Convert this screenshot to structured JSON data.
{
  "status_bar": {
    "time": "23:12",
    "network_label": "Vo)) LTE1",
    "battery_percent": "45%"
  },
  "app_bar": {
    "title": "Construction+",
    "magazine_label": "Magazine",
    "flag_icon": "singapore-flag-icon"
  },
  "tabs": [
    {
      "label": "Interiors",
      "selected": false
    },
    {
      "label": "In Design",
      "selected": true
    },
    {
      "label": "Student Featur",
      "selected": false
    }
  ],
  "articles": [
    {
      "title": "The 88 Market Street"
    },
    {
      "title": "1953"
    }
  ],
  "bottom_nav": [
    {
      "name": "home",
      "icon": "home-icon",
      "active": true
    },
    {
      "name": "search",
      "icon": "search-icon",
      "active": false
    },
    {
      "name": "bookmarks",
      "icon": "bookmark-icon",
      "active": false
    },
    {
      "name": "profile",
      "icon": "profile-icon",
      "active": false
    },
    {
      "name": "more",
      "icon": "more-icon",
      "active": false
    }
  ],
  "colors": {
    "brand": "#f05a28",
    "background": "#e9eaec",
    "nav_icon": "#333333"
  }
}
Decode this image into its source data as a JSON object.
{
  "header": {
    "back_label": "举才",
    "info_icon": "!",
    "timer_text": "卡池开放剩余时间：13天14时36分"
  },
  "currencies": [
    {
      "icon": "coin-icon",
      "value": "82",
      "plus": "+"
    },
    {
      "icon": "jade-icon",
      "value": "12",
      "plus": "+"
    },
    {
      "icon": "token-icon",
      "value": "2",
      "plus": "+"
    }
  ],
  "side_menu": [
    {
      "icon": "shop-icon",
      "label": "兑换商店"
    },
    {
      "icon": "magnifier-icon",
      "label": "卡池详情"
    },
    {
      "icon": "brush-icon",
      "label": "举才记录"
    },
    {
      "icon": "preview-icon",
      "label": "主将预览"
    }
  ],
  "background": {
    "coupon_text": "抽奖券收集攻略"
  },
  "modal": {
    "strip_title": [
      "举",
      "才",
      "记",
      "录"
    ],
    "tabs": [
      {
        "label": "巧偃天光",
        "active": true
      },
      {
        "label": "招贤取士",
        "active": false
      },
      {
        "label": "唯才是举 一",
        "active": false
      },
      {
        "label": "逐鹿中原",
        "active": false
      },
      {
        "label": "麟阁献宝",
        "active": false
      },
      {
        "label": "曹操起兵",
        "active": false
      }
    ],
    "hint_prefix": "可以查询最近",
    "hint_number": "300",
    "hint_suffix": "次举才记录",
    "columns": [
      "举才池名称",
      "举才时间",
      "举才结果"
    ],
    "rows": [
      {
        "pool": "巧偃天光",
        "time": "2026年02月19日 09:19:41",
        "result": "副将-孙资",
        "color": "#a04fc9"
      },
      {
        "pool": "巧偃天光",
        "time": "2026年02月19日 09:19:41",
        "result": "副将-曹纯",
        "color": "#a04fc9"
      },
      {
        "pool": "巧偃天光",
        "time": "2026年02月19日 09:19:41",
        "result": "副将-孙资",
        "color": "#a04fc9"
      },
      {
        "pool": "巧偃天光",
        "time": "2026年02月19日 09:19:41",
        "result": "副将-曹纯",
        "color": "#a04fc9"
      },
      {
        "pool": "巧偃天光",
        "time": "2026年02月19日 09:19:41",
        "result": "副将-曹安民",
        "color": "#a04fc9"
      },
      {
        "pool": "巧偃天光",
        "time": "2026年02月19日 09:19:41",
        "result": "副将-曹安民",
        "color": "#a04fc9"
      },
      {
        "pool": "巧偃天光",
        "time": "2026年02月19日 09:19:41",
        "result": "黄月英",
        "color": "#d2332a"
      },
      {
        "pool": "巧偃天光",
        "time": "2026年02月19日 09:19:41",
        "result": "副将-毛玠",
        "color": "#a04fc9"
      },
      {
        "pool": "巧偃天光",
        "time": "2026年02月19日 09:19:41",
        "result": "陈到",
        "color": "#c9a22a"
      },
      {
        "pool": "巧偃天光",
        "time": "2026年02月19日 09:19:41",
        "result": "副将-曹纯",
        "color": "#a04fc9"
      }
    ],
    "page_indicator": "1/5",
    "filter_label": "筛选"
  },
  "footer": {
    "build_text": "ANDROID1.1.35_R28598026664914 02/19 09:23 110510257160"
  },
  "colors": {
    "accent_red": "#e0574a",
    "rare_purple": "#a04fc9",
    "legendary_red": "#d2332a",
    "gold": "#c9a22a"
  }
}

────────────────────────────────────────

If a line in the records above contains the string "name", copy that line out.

      "name": "home",
      "name": "search",
      "name": "bookmarks",
      "name": "profile",
      "name": "more",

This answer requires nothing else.